*Assignment*: Select, from the data, each line where "icon" occurs.

[Data about app and page elements]
^^^^^^^^^^^^^^^^

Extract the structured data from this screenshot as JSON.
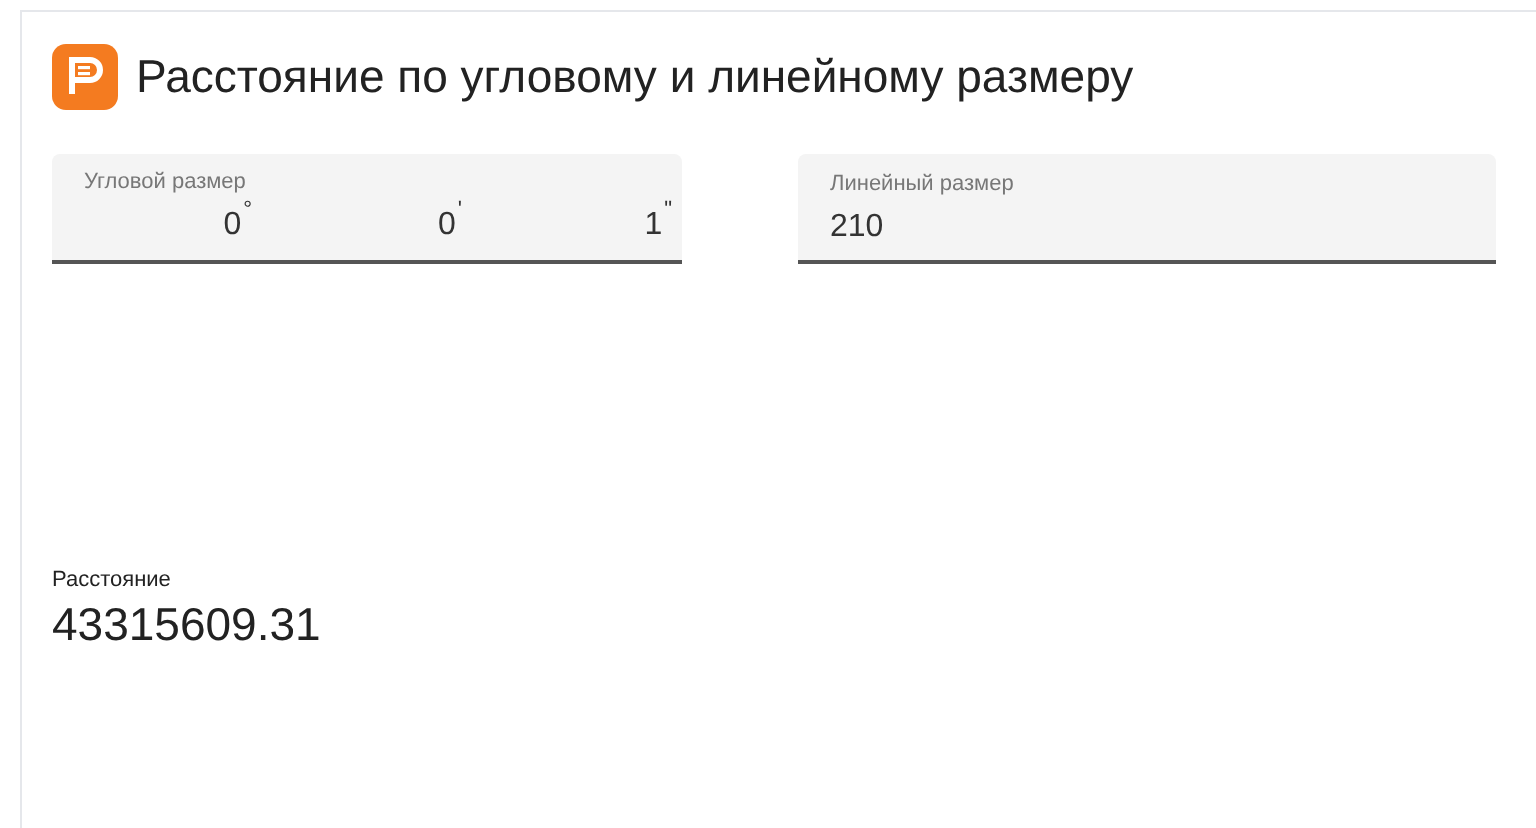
{
  "title": "Расстояние по угловому и линейному размеру",
  "angular_size": {
    "label": "Угловой размер",
    "parts": [
      {
        "value": "0",
        "unit": "°"
      },
      {
        "value": "0",
        "unit": "'"
      },
      {
        "value": "1",
        "unit": "\""
      }
    ]
  },
  "linear_size": {
    "label": "Линейный размер",
    "value": "210"
  },
  "result": {
    "label": "Расстояние",
    "value": "43315609.31"
  }
}
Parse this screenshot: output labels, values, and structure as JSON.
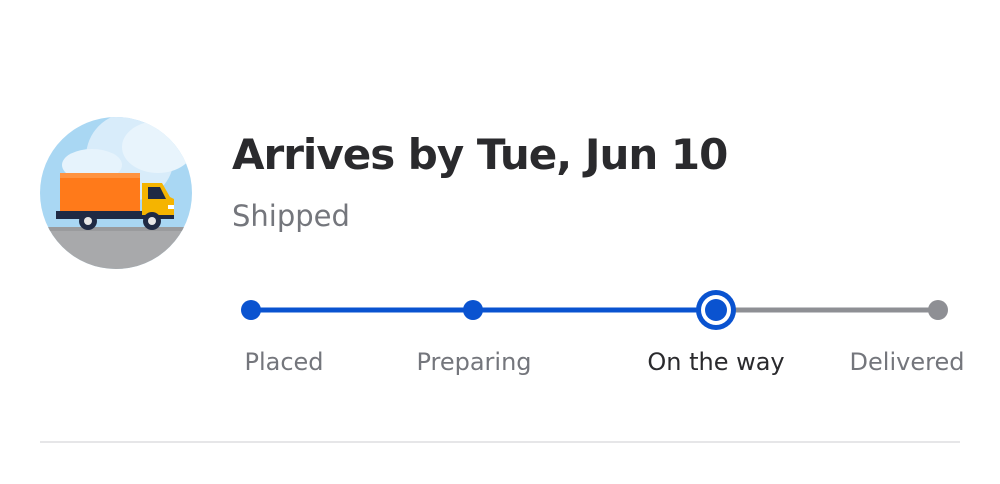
{
  "delivery": {
    "title": "Arrives by Tue, Jun 10",
    "status": "Shipped",
    "illustration_icon": "delivery-truck-icon"
  },
  "tracker": {
    "current_step_index": 2,
    "steps": [
      {
        "label": "Placed",
        "state": "complete"
      },
      {
        "label": "Preparing",
        "state": "complete"
      },
      {
        "label": "On the way",
        "state": "current"
      },
      {
        "label": "Delivered",
        "state": "upcoming"
      }
    ]
  },
  "colors": {
    "progress_active": "#0a53d0",
    "progress_inactive": "#8e8f94",
    "title_text": "#2a2a2d",
    "muted_text": "#74767c",
    "truck_cargo": "#ff7a1a",
    "truck_cab": "#f5b400",
    "sky": "#cfe7f8",
    "road": "#a8a9ab"
  }
}
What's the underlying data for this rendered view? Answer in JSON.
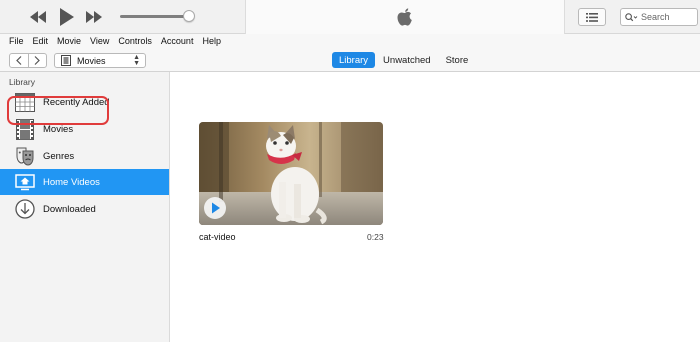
{
  "player": {
    "rewind_icon": "rewind-icon",
    "play_icon": "play-icon",
    "forward_icon": "fast-forward-icon",
    "volume": 0.92,
    "logo_icon": "apple-logo-icon",
    "list_icon": "list-view-icon",
    "search_placeholder": "Search"
  },
  "menu": [
    "File",
    "Edit",
    "Movie",
    "View",
    "Controls",
    "Account",
    "Help"
  ],
  "nav": {
    "media_kind": "Movies",
    "tabs": [
      {
        "label": "Library",
        "active": true
      },
      {
        "label": "Unwatched",
        "active": false
      },
      {
        "label": "Store",
        "active": false
      }
    ]
  },
  "sidebar": {
    "header": "Library",
    "items": [
      {
        "label": "Recently Added",
        "icon": "calendar-grid-icon"
      },
      {
        "label": "Movies",
        "icon": "film-strip-icon"
      },
      {
        "label": "Genres",
        "icon": "theater-masks-icon"
      },
      {
        "label": "Home Videos",
        "icon": "home-video-icon",
        "selected": true
      },
      {
        "label": "Downloaded",
        "icon": "download-circle-icon"
      }
    ]
  },
  "video": {
    "title": "cat-video",
    "duration": "0:23"
  },
  "colors": {
    "accent": "#2196f3",
    "highlight_border": "#e03b3b"
  }
}
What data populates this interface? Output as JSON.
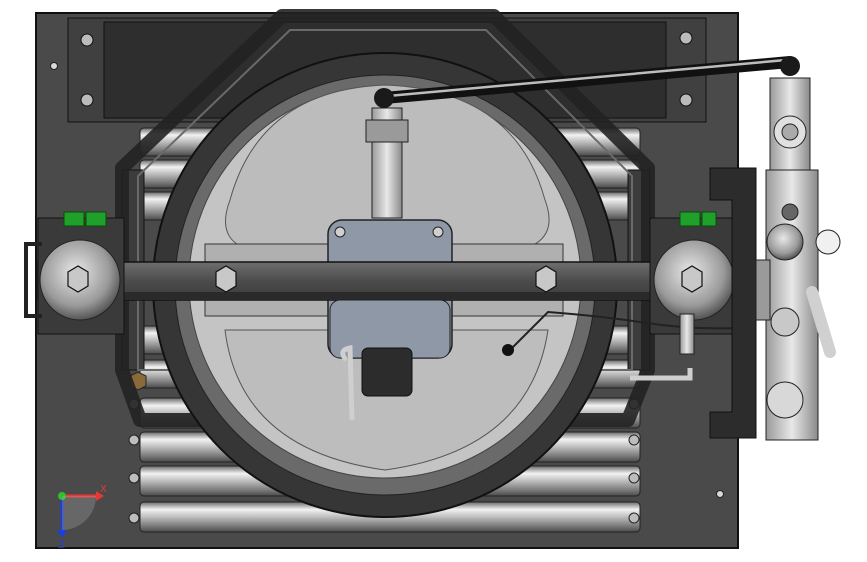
{
  "viewport": {
    "background": "#ffffff",
    "view_orientation": "top view"
  },
  "triad": {
    "x_label": "X",
    "z_label": "Z",
    "x_color": "#e53935",
    "y_color": "#2fbf2f",
    "z_color": "#1e3fd6"
  },
  "colors": {
    "plate": "#4a4a4a",
    "plate_edge": "#1a1a1a",
    "roller_light": "#e6e6e6",
    "roller_dark": "#5a5a5a",
    "wheel_tire": "#3a3a3a",
    "wheel_face": "#c4c4c4",
    "hub_light": "#d8d8d8",
    "bar": "#555555",
    "bracket_green": "#1fa02a",
    "valve_body": "#d0d0d0"
  }
}
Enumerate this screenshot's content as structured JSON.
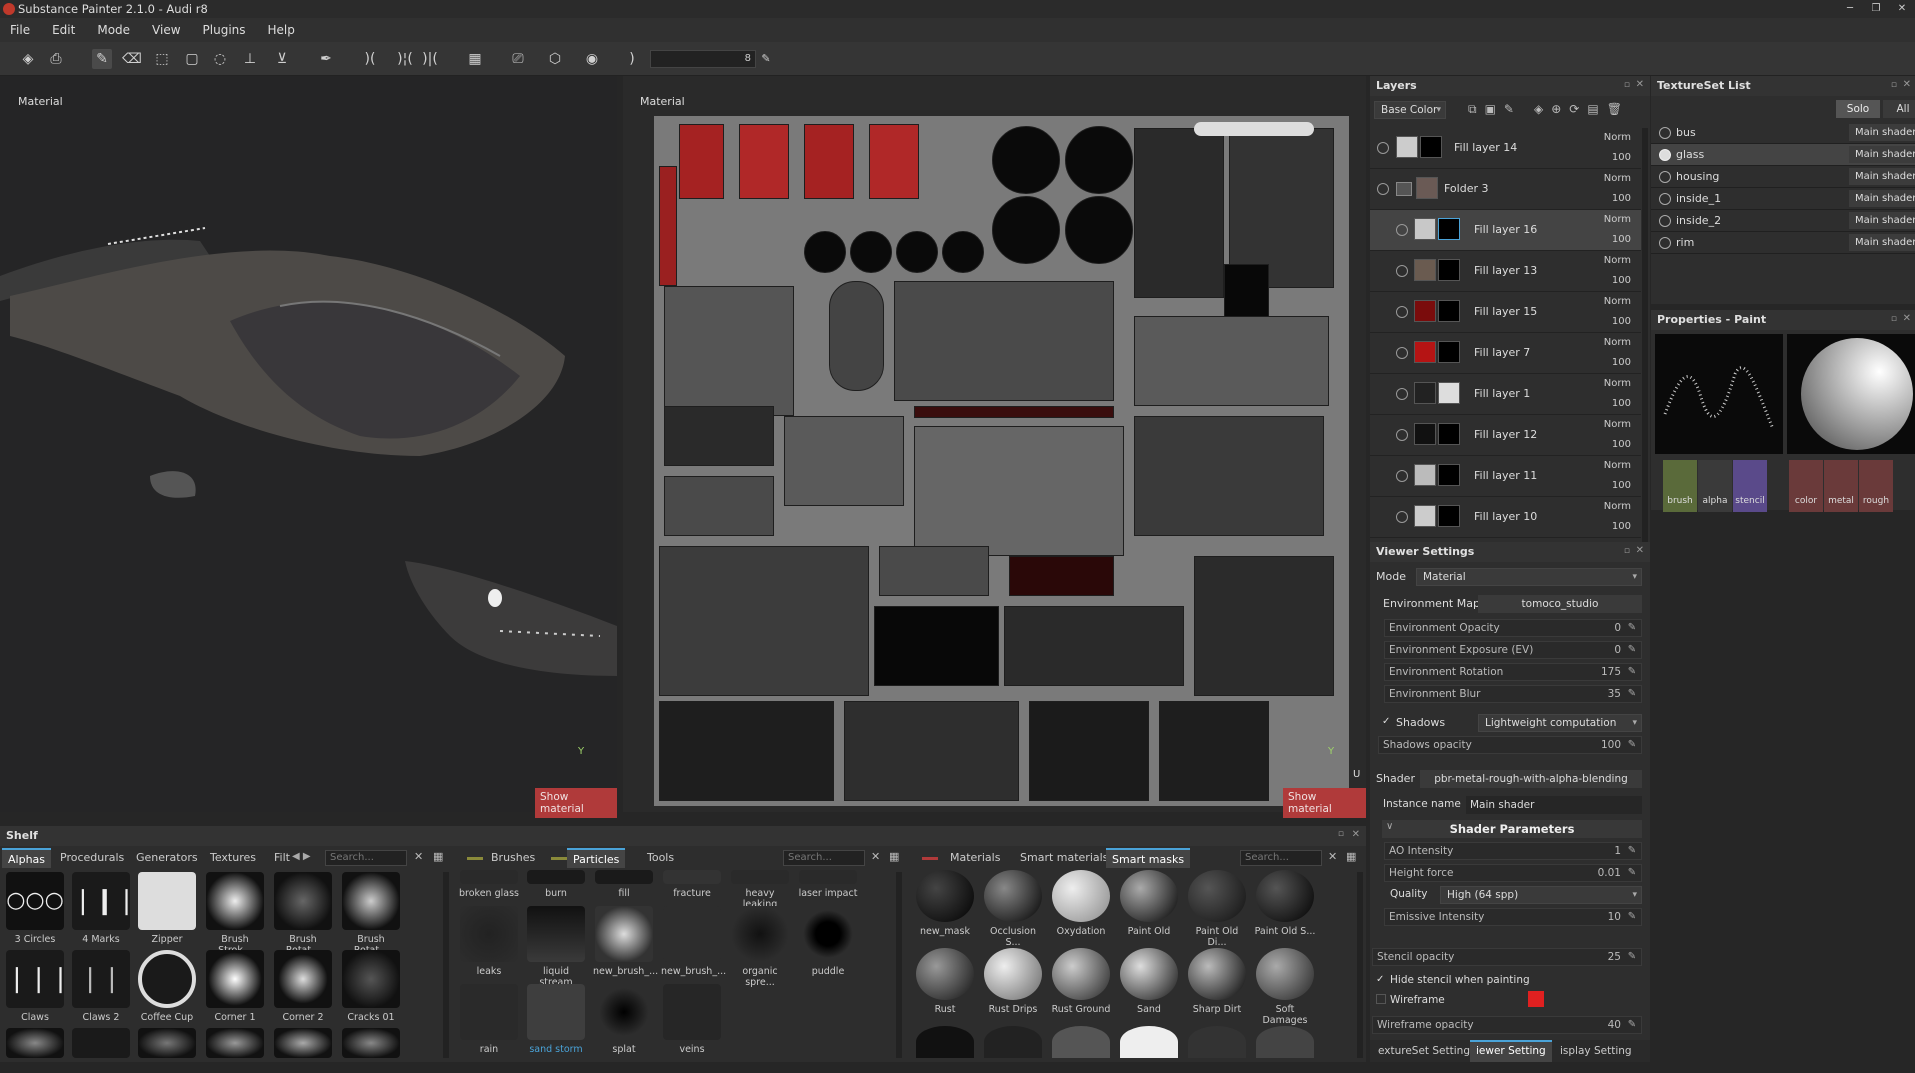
{
  "window": {
    "title": "Substance Painter 2.1.0 - Audi r8"
  },
  "menu": [
    "File",
    "Edit",
    "Mode",
    "View",
    "Plugins",
    "Help"
  ],
  "toolbar": {
    "brush_size": "8"
  },
  "viewport3d": {
    "label": "Material",
    "show_material": "Show material"
  },
  "viewport2d": {
    "label": "Material",
    "show_material": "Show material",
    "axis_y": "Y",
    "axis_u": "U"
  },
  "layers": {
    "title": "Layers",
    "channel": "Base Color",
    "rows": [
      {
        "name": "Fill layer 14",
        "blend": "Norm",
        "opacity": "100"
      },
      {
        "name": "Folder 3",
        "blend": "Norm",
        "opacity": "100"
      },
      {
        "name": "Fill layer 16",
        "blend": "Norm",
        "opacity": "100"
      },
      {
        "name": "Fill layer 13",
        "blend": "Norm",
        "opacity": "100"
      },
      {
        "name": "Fill layer 15",
        "blend": "Norm",
        "opacity": "100"
      },
      {
        "name": "Fill layer 7",
        "blend": "Norm",
        "opacity": "100"
      },
      {
        "name": "Fill layer 1",
        "blend": "Norm",
        "opacity": "100"
      },
      {
        "name": "Fill layer 12",
        "blend": "Norm",
        "opacity": "100"
      },
      {
        "name": "Fill layer 11",
        "blend": "Norm",
        "opacity": "100"
      },
      {
        "name": "Fill layer 10",
        "blend": "Norm",
        "opacity": "100"
      }
    ]
  },
  "viewer": {
    "title": "Viewer Settings",
    "mode_label": "Mode",
    "mode": "Material",
    "env_map_label": "Environment Map",
    "env_map": "tomoco_studio",
    "env_opacity_label": "Environment Opacity",
    "env_opacity": "0",
    "env_exposure_label": "Environment Exposure (EV)",
    "env_exposure": "0",
    "env_rotation_label": "Environment Rotation",
    "env_rotation": "175",
    "env_blur_label": "Environment Blur",
    "env_blur": "35",
    "shadows_label": "Shadows",
    "shadows": "Lightweight computation",
    "shadows_opacity_label": "Shadows opacity",
    "shadows_opacity": "100",
    "shader_label": "Shader",
    "shader": "pbr-metal-rough-with-alpha-blending",
    "instance_label": "Instance name",
    "instance": "Main shader",
    "shader_params": "Shader Parameters",
    "ao_label": "AO Intensity",
    "ao": "1",
    "height_label": "Height force",
    "height": "0.01",
    "quality_label": "Quality",
    "quality": "High (64 spp)",
    "emissive_label": "Emissive Intensity",
    "emissive": "10",
    "stencil_label": "Stencil opacity",
    "stencil": "25",
    "hide_stencil": "Hide stencil when painting",
    "wireframe_label": "Wireframe",
    "wireframe_opacity_label": "Wireframe opacity",
    "wireframe_opacity": "40",
    "bottom_tabs": [
      "extureSet Setting",
      "iewer Setting",
      "isplay Setting"
    ]
  },
  "textureset": {
    "title": "TextureSet List",
    "solo": "Solo",
    "all": "All",
    "rows": [
      {
        "name": "bus",
        "shader": "Main shader"
      },
      {
        "name": "glass",
        "shader": "Main shader"
      },
      {
        "name": "housing",
        "shader": "Main shader"
      },
      {
        "name": "inside_1",
        "shader": "Main shader"
      },
      {
        "name": "inside_2",
        "shader": "Main shader"
      },
      {
        "name": "rim",
        "shader": "Main shader"
      }
    ]
  },
  "properties": {
    "title": "Properties - Paint",
    "slots": [
      "brush",
      "alpha",
      "stencil",
      "color",
      "metal",
      "rough"
    ]
  },
  "shelf": {
    "title": "Shelf",
    "tabs1": [
      "Alphas",
      "Procedurals",
      "Generators",
      "Textures",
      "Filt"
    ],
    "search": "Search...",
    "alphas": [
      "3 Circles",
      "4 Marks",
      "Zipper",
      "Brush Strok...",
      "Brush Rotat...",
      "Brush Rotat...",
      "Claws",
      "Claws 2",
      "Coffee Cup",
      "Corner 1",
      "Corner 2",
      "Cracks 01"
    ],
    "tabs2": [
      "Brushes",
      "Particles",
      "Tools"
    ],
    "particles": [
      "broken glass",
      "burn",
      "fill",
      "fracture",
      "heavy leaking",
      "laser impact",
      "leaks",
      "liquid stream",
      "new_brush_...",
      "new_brush_...",
      "organic spre...",
      "puddle",
      "rain",
      "sand storm",
      "splat",
      "veins"
    ],
    "tabs3": [
      "Materials",
      "Smart materials",
      "Smart masks"
    ],
    "masks": [
      "new_mask",
      "Occlusion S...",
      "Oxydation",
      "Paint Old",
      "Paint Old Di...",
      "Paint Old S...",
      "Rust",
      "Rust Drips",
      "Rust Ground",
      "Sand",
      "Sharp Dirt",
      "Soft Damages"
    ]
  }
}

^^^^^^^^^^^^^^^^

*Worked solution*:
    "illustration_icon": "delivery-truck-icon"
    "rewind_icon": "rewind-icon",
    "play_icon": "play-icon",
    "forward_icon": "fast-forward-icon",
    "logo_icon": "apple-logo-icon",
    "list_icon": "list-view-icon",
        "icon": "calendar-grid-icon"
        "icon": "film-strip-icon"
        "icon": "theater-masks-icon"
        "icon": "home-video-icon",
        "icon": "download-circle-icon"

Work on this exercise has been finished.